For the past couple of weeks, we’ve been looking at password puzzles as models for evolutionary biology. This week I said we would stay with language as an inspiration for models but try to widen the scope. As it turns out, the programming didn’t go exactly as I had intended. I still have some variations for us to look at, but they aren’t as big of a departure. Still, one of my goals for this series was to give you a glimpse of science in real-time, and having to adjust plans based on what is possible is all part of how science gets done. So we’ll push on.
Two weeks ago I gave you some puzzles to try with varying levels of feedback, and last week we discussed how well those stand in as models of evolutionary biology. Now, let’s take a look at how an evolutionary algorithm does in those scenarios. The chart below shows on average how many generations of evolution it took to solve the puzzle with the given amount of feedback. Results for weak feedback (just yes/no was a guess the password) are not shown because the problem is essentially unsolvable; in over a quarter million generations no solution was reached in any of the 1,024 repetitions. With intermediate feedback (how many correct letters, purple/left) and strong feedback (correct letters are ‘locked in’, yellow/right), the evolutionary algorithm can solve the puzzle. But there is no difference in how long it takes (the strong feedback distribution goes higher, but that’s just one repetition; in general the two distributions are equivalent). That’s probably different than your results, because you can use different algorithms or problem solving strategies besides evolution that are better matched to the scenario. For example, last week I told you how to solve the strong feedback puzzle in no more than 26 tries (or generations), but that strategy won’t work for the intermediate feedback puzzle.
Given those results, we might ask if there are any scenarios in which an evolutionary algorithm can do better than it did in the intermediate or strong feedback scenarios. And the answer is ‘yes’. Here’s one version you can try; it is another version of the weak feedback scenario but I think you’ll do better now than two weeks ago:
And in the chart below you can see how an evolutionary algorithm does (green/center-right). Even with weak feedback, now the same evolutionary algorithm can find a solution, sometimes quite quickly. So what changed? Well, instead of a specific password, now the puzzle will accept any valid English word that is six letters long. That’s still not automatic; there are more combinations of six letters that are nonsense (at least in English) than are valid words. But it is an easier task. That would be silly for an actual password, but biologically it is not as far removed from reality. In some cases, a new gene doesn’t need to have one specific function to be useful, it just needs to do something. Sure, there are specific needs, like when the immune system is trying to evolve antibodies to a specific pathogen, but even then there is more than one viable solution. Evolutionary history contains plenty of both situations–environmental changes requiring more targeted responses and multiplicities of available niches, any one of which could be explored.
We can tweak the scenario even further and see that a solution can be found even faster if the algorithm gets 24 letters to work with and just needs a six-letter word somewhere in that stretch (yellow/right). This is even more comparable to biology because new genes do not have to arise in a particular place in the genome. Or another way to think about that flexibility of solution is that not every part of a gene has to have a specific sequence to carry out a particular function; there are typically some critical regions where only one or a few sequences will work and other regions that are much less constrained. That’s a little trickier to represent in our password puzzle game. I could certainly program it, but the instructions and the results might be more confusing.
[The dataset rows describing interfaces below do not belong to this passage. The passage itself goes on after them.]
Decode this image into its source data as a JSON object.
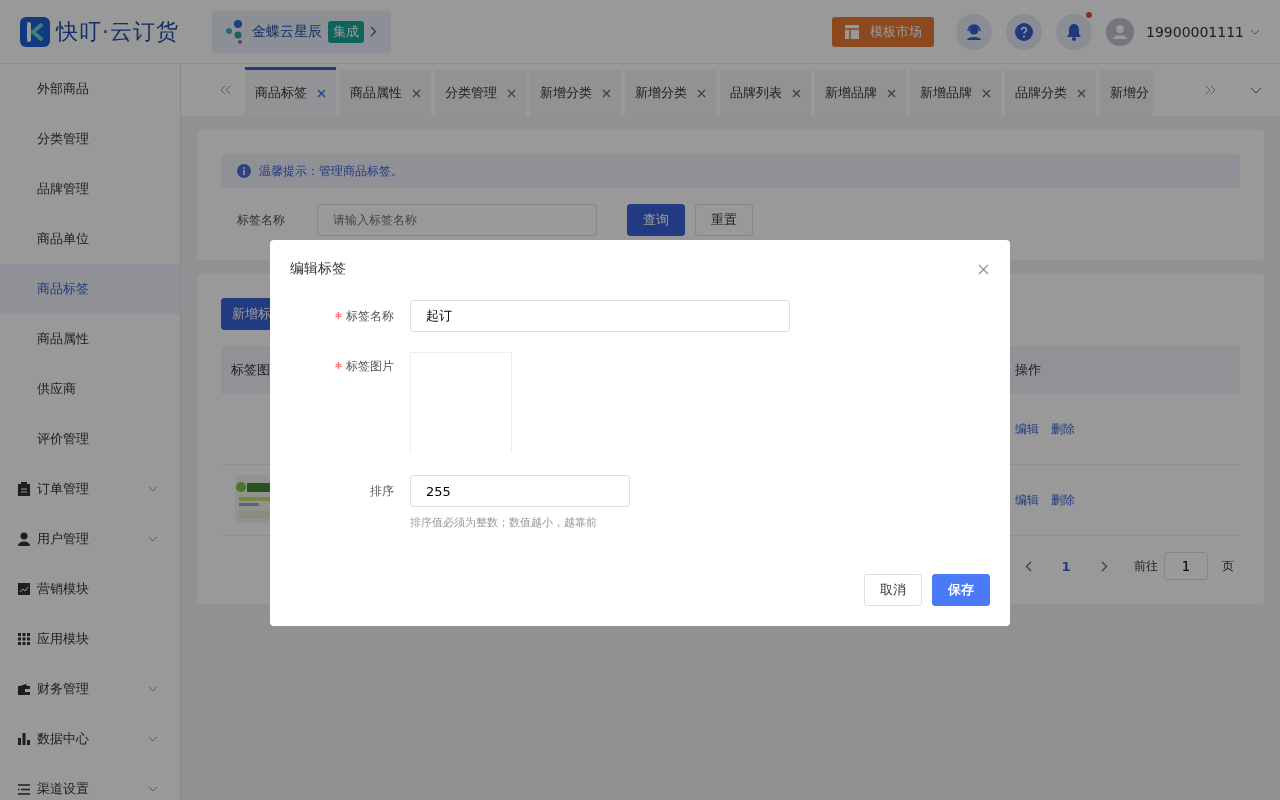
{
  "header": {
    "logo_text": "快叮·云订货",
    "integration": {
      "name": "金蝶云星辰",
      "badge": "集成"
    },
    "template_button": "模板市场",
    "user": "19900001111",
    "notification_dot": true
  },
  "sidebar": {
    "items": [
      {
        "label": "外部商品",
        "kind": "sub",
        "selected": false
      },
      {
        "label": "分类管理",
        "kind": "sub",
        "selected": false
      },
      {
        "label": "品牌管理",
        "kind": "sub",
        "selected": false
      },
      {
        "label": "商品单位",
        "kind": "sub",
        "selected": false
      },
      {
        "label": "商品标签",
        "kind": "sub",
        "selected": true
      },
      {
        "label": "商品属性",
        "kind": "sub",
        "selected": false
      },
      {
        "label": "供应商",
        "kind": "sub",
        "selected": false
      },
      {
        "label": "评价管理",
        "kind": "sub",
        "selected": false
      },
      {
        "label": "订单管理",
        "kind": "group",
        "expandable": true
      },
      {
        "label": "用户管理",
        "kind": "group",
        "expandable": true
      },
      {
        "label": "营销模块",
        "kind": "group",
        "expandable": false
      },
      {
        "label": "应用模块",
        "kind": "group",
        "expandable": false
      },
      {
        "label": "财务管理",
        "kind": "group",
        "expandable": true
      },
      {
        "label": "数据中心",
        "kind": "group",
        "expandable": true
      },
      {
        "label": "渠道设置",
        "kind": "group",
        "expandable": true
      }
    ]
  },
  "tabs": [
    {
      "label": "商品标签",
      "selected": true
    },
    {
      "label": "商品属性",
      "selected": false
    },
    {
      "label": "分类管理",
      "selected": false
    },
    {
      "label": "新增分类",
      "selected": false
    },
    {
      "label": "新增分类",
      "selected": false
    },
    {
      "label": "品牌列表",
      "selected": false
    },
    {
      "label": "新增品牌",
      "selected": false
    },
    {
      "label": "新增品牌",
      "selected": false
    },
    {
      "label": "品牌分类",
      "selected": false
    },
    {
      "label": "新增分",
      "selected": false,
      "cut": true
    }
  ],
  "notice": "温馨提示：管理商品标签。",
  "filter": {
    "label": "标签名称",
    "placeholder": "请输入标签名称",
    "search_button": "查询",
    "reset_button": "重置"
  },
  "list": {
    "add_button": "新增标",
    "columns": [
      "标签图",
      "操作"
    ],
    "rows": [
      {
        "image": false,
        "actions": [
          "编辑",
          "删除"
        ]
      },
      {
        "image": true,
        "actions": [
          "编辑",
          "删除"
        ]
      }
    ],
    "pagination": {
      "page": "1",
      "goto_label": "前往",
      "goto_value": "1",
      "page_suffix": "页"
    }
  },
  "dialog": {
    "title": "编辑标签",
    "fields": [
      {
        "kind": "text",
        "label": "标签名称",
        "required": true,
        "value": "起订"
      },
      {
        "label": "标签图片",
        "required": true
      },
      {
        "kind": "text",
        "label": "排序",
        "required": false,
        "value": "255",
        "hint": "排序值必须为整数；数值越小，越靠前"
      }
    ],
    "cancel": "取消",
    "save": "保存"
  }
}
Here’s one more version that you can try interactively. Now you get intermediate feedback, that is you get to know how many letters were correct.
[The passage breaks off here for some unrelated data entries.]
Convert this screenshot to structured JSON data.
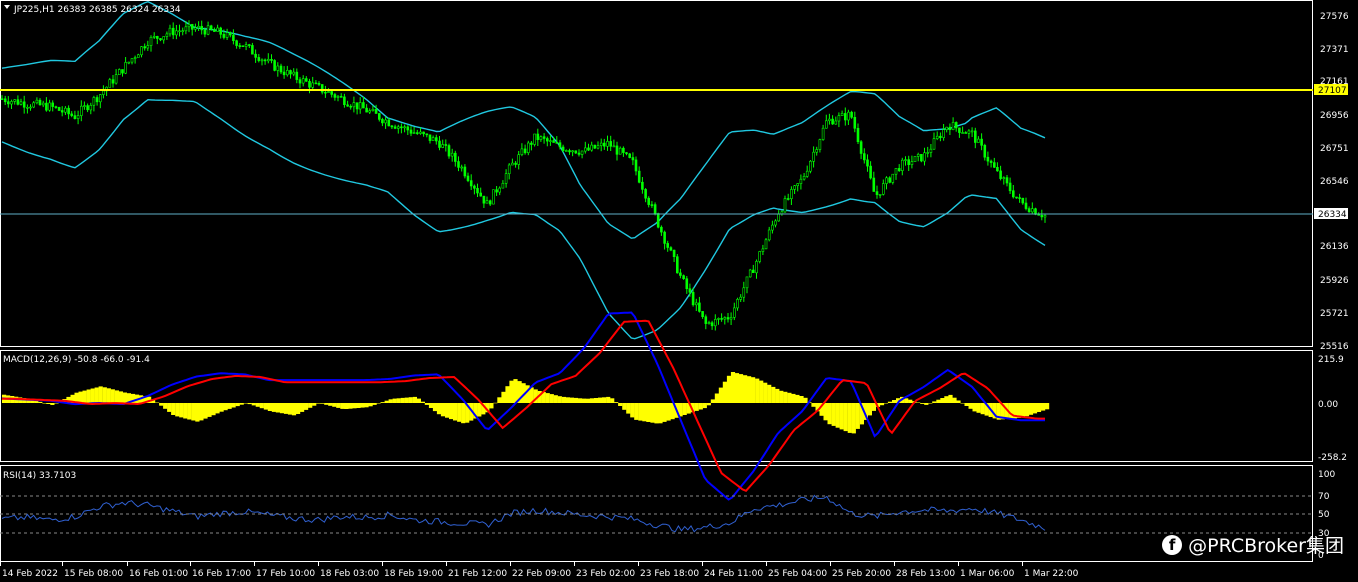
{
  "main_panel": {
    "symbol_info": "JP225,H1  26383 26385 26324 26334",
    "price_labels": [
      "27576",
      "27371",
      "27161",
      "26956",
      "26751",
      "26546",
      "26136",
      "25926",
      "25721",
      "25516"
    ],
    "horizontal_level": "27107",
    "current_price": "26334",
    "colors": {
      "candles": "#00ff00",
      "bands": "#20c8e0",
      "level": "#ffff00",
      "price_line": "#5fb0c8"
    }
  },
  "macd_panel": {
    "label": "MACD(12,26,9) -50.8 -66.0 -91.4",
    "scale": [
      "215.9",
      "0.00",
      "-258.2"
    ],
    "colors": {
      "histogram": "#ffff00",
      "macd": "#0000ff",
      "signal": "#ff0000"
    }
  },
  "rsi_panel": {
    "label": "RSI(14) 33.7103",
    "scale": [
      "100",
      "70",
      "50",
      "30",
      "0"
    ],
    "color": "#3060d0"
  },
  "time_axis": [
    "14 Feb 2022",
    "15 Feb 08:00",
    "16 Feb 01:00",
    "16 Feb 17:00",
    "17 Feb 10:00",
    "18 Feb 03:00",
    "18 Feb 19:00",
    "21 Feb 12:00",
    "22 Feb 09:00",
    "23 Feb 02:00",
    "23 Feb 18:00",
    "24 Feb 11:00",
    "25 Feb 04:00",
    "25 Feb 20:00",
    "28 Feb 13:00",
    "1 Mar 06:00",
    "1 Mar 22:00"
  ],
  "watermark": {
    "icon": "facebook-icon",
    "text": "@PRCBroker集团"
  },
  "chart_data": {
    "type": "line",
    "title": "JP225,H1",
    "price_path": [
      27060,
      27030,
      27010,
      26950,
      27080,
      27250,
      27420,
      27480,
      27500,
      27470,
      27390,
      27280,
      27200,
      27130,
      27060,
      26990,
      26910,
      26850,
      26790,
      26620,
      26400,
      26640,
      26820,
      26760,
      26730,
      26780,
      26660,
      26300,
      25940,
      25650,
      25700,
      26010,
      26350,
      26560,
      26920,
      26960,
      26450,
      26640,
      26700,
      26900,
      26840,
      26600,
      26410,
      26330
    ],
    "band_mid": [
      27020,
      27000,
      26990,
      26960,
      27080,
      27260,
      27360,
      27320,
      27270,
      27210,
      27140,
      27080,
      27000,
      26930,
      26860,
      26790,
      26700,
      26610,
      26540,
      26590,
      26640,
      26680,
      26640,
      26500,
      26250,
      26000,
      25870,
      25950,
      26100,
      26320,
      26550,
      26600,
      26610,
      26630,
      26700,
      26770,
      26750,
      26620,
      26560,
      26610,
      26700,
      26720,
      26560,
      26480
    ],
    "macd_hist": [
      40,
      20,
      -10,
      50,
      80,
      50,
      30,
      -60,
      -90,
      -40,
      0,
      -40,
      -60,
      0,
      -30,
      -20,
      20,
      30,
      -60,
      -100,
      -40,
      120,
      60,
      30,
      20,
      30,
      -80,
      -100,
      -60,
      -20,
      150,
      120,
      60,
      30,
      -100,
      -150,
      -20,
      30,
      -10,
      40,
      -40,
      -80,
      -70,
      -30
    ],
    "rsi": [
      45,
      47,
      44,
      48,
      60,
      65,
      62,
      55,
      48,
      52,
      54,
      50,
      46,
      44,
      48,
      47,
      50,
      44,
      42,
      40,
      38,
      52,
      56,
      53,
      50,
      48,
      45,
      38,
      32,
      35,
      40,
      58,
      62,
      68,
      72,
      52,
      48,
      54,
      56,
      55,
      58,
      52,
      44,
      34
    ]
  }
}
As you might have suspected, this version accepts any valid English word as well. I couldn’t repeat this simulation quite as many times in the allotted time because of the computational cost, but you can see the results for 128 repetitions below (dark blue/left of center) and observe that performance is even faster. This would correspond to a biological scenario where multiple niches are open to be explored, and the relevant biochemistry or physiology has varying degrees of efficacy.
I thought this was interesting as well because it touches on another aspect of modeling. Not only can models vary in how well they match what you are trying to model (as discussed last week), they can also vary in how easy they are to implement and how appealing they are to work with. That can introduce bias into our modeling exercises. In and of itself, that bias isn’t a bad thing, but it’s something to be consider. Just because the most appealing or easiest models don’t represent what we wish to understand perfectly doesn’t mean that there isn’t a useful model out there that requires a little more work or imagination to find.